This, despite the presence of human actor Hugh Jackman in the role of Charlie Kenton, a washed-up and itinerant former boxer. When the movie opens, Charlie is eking out a meager living on the rural sideshow circuit, where he enters fighting 'bots in matches against, say, rodeo bulls.

The problem is that Charlie isn't very good at it. In short order, he's got a truck full of broken robot parts and a long list of angry creditors, who include his landlord and former girlfriend, played by Evangeline Lilly.

Making matters worse is the sudden appearance in Charlie's life of Max (Dakota Goyo), Charlie's 11-year-old son.

Max's mother has just died, leaving the boy temporarily in Charlie's custody. Charlie doesn't really want the kid, but he does want the $100,000 that Max's wealthy aunt and uncle (Hope Davis and James Rebhorn) are willing to pay him to babysit Max while they vacation in Italy, before taking official custody of him.

This sets the stage for two things. On the one hand, it's the redemption of Charlie's career, courtesy of Max, a video-game wiz kid who turns out to be far better at the battle-bot biz than his dad. On the other hand, it's a rapprochement of sorts between the estranged father and his son. Both threads center on Max's efforts to restore and train a battered robot that he finds in a junkyard, then cleans up and names Atom. Against all odds, Atom starts winning bouts against far bigger opponents. It seems he's a pretty good dancer, too.

So which do you think is the more interesting story line? The David-and-Goliath tale about a kid and his scrappy, dancing, secondhand robot, or the gooey one about the father getting to know his son?

If you answered "the dancing robot," you must be an 11-year-old kid. Either that, or you have one trapped inside you. Come to think of it, maybe we all do.

I'm still trying to get over the delicious incongruity of hearing Hope Davis shout, during the film's climactic prizefight between Atom and Zeus, the world-champion battle-bot, "Knock that little [expletive]! Bust him open!"
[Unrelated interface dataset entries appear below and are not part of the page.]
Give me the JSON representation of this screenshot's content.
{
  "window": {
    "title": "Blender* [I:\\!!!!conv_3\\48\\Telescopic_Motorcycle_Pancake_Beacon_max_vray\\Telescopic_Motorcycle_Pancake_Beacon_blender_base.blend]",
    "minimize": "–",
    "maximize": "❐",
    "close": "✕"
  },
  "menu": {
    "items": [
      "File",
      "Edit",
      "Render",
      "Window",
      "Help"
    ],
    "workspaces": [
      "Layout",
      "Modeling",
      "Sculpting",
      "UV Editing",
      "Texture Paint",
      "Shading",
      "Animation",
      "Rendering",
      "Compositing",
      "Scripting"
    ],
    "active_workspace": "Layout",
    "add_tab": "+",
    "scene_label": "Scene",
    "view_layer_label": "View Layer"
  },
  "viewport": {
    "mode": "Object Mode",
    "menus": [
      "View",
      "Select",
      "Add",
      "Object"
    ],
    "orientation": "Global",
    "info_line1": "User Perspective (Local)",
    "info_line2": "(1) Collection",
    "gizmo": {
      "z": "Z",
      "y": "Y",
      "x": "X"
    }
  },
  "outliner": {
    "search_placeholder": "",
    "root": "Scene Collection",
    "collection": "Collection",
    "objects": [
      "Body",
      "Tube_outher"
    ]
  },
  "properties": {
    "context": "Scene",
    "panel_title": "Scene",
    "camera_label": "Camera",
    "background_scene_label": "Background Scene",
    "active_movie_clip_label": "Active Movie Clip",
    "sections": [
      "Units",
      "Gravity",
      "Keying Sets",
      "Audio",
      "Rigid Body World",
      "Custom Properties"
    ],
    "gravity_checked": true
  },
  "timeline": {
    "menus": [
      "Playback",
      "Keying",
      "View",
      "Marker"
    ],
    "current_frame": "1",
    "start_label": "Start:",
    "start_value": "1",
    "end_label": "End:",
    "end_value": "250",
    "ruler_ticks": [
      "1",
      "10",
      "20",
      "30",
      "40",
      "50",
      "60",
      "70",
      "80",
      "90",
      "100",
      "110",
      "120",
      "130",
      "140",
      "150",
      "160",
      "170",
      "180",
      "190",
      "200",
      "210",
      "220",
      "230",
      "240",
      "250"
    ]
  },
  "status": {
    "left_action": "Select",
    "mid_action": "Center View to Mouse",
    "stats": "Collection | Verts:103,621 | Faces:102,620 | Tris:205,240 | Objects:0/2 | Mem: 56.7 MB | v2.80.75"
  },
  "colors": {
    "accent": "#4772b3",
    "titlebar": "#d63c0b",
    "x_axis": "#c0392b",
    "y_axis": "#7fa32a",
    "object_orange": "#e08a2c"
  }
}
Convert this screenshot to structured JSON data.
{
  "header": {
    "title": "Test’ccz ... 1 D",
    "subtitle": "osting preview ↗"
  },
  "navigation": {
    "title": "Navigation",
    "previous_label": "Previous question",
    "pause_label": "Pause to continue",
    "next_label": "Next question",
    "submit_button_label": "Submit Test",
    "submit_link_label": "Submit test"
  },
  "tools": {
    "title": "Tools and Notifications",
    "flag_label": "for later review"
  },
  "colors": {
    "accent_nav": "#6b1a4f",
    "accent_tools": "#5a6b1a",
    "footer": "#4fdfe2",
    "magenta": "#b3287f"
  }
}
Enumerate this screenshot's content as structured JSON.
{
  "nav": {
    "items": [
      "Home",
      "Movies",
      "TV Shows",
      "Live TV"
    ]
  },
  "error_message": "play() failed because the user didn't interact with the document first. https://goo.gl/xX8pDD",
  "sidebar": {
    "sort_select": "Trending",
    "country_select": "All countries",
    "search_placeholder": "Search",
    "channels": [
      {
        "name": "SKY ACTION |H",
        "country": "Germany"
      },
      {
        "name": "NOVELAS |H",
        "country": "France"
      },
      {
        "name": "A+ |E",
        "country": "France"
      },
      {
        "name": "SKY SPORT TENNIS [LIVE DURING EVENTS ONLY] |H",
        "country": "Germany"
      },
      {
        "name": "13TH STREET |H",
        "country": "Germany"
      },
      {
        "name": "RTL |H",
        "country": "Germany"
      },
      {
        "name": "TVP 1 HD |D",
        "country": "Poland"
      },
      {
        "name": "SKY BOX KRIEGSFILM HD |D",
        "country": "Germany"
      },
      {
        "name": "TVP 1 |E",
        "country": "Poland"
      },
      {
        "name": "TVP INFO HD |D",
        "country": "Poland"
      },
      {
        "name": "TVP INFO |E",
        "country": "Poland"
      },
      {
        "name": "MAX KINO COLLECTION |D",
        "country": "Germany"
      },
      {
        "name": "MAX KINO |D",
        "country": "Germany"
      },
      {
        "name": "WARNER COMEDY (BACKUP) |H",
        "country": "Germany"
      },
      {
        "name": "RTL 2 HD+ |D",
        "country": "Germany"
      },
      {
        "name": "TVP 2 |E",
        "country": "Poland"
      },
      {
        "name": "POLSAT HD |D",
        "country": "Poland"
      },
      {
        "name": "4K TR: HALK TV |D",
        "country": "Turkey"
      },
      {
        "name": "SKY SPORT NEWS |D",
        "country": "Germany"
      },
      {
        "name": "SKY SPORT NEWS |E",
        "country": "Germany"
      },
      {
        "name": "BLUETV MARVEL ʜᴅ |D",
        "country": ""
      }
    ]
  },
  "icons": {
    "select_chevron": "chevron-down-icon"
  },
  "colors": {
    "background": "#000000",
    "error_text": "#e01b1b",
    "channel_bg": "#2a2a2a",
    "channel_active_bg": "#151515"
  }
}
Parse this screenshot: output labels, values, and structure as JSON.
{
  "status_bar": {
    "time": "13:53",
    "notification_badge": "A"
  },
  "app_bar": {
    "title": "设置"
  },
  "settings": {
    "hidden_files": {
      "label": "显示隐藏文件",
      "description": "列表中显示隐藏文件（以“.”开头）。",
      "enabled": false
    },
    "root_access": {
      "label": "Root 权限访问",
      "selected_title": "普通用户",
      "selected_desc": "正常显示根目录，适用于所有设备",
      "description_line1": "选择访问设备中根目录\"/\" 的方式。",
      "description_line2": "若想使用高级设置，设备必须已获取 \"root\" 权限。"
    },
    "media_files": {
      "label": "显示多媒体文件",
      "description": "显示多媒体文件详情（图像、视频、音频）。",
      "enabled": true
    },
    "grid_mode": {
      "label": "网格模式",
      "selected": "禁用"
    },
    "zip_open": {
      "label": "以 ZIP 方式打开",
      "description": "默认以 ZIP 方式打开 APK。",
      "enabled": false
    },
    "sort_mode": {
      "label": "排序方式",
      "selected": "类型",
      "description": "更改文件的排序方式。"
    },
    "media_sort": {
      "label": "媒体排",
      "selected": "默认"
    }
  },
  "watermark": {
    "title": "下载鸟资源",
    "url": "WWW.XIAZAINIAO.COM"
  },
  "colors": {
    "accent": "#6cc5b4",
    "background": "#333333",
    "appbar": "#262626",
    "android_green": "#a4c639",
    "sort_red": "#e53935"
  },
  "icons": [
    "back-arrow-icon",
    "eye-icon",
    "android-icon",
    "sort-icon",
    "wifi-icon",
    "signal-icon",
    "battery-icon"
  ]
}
Contains a bit of human-on-human violence, some obscenity and a brief scene of a child in jeopardy.